TASK PROMPT –
Go through the data below and gather each line containing "this".

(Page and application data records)
Start of Block

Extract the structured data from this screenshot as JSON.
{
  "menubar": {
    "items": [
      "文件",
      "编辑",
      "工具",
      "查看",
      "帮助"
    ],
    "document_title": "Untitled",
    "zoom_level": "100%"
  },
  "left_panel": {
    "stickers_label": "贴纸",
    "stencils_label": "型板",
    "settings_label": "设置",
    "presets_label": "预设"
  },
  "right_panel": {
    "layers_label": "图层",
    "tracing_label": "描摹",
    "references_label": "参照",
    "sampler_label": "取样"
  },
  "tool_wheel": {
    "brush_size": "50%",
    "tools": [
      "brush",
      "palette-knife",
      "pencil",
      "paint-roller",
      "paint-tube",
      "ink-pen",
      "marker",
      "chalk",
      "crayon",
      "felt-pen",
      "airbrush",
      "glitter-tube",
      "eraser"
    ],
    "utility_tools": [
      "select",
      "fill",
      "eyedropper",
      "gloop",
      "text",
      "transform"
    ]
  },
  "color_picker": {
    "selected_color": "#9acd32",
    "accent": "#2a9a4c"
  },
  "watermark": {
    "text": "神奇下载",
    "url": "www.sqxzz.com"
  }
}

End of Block
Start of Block

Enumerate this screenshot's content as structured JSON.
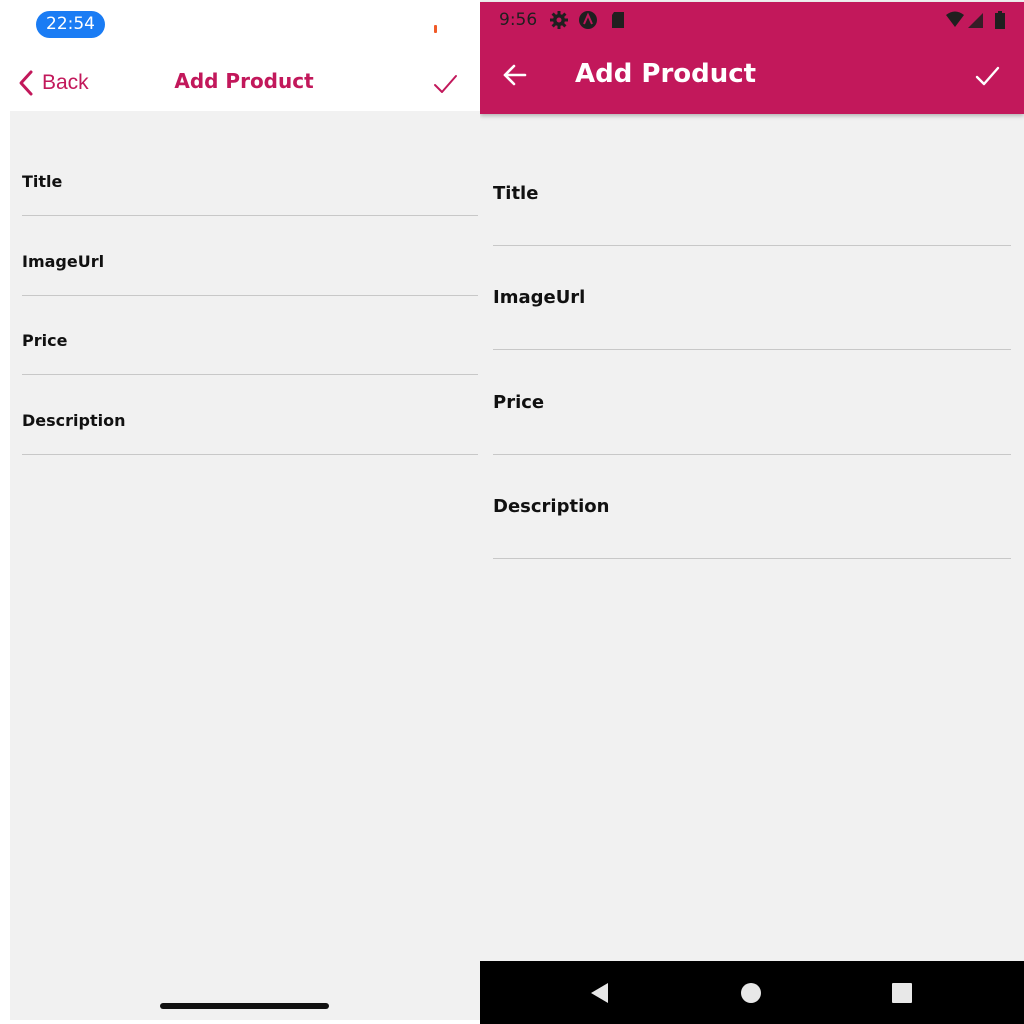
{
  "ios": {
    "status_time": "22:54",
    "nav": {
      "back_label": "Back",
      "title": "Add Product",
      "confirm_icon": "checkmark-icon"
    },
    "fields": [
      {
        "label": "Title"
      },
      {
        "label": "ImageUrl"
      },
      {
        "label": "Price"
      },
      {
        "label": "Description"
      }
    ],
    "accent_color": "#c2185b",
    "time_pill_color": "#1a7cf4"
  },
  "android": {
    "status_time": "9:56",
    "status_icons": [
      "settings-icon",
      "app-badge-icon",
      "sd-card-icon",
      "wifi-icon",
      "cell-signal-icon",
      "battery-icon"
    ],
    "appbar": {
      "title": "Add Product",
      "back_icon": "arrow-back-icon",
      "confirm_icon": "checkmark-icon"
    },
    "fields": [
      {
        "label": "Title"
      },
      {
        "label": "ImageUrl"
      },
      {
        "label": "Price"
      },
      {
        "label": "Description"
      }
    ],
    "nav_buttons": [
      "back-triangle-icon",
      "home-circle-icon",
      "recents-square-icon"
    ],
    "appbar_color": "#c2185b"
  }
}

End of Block

TASK RESULT –
Extract the structured data from this screenshot as JSON.
Enumerate this screenshot's content as structured JSON.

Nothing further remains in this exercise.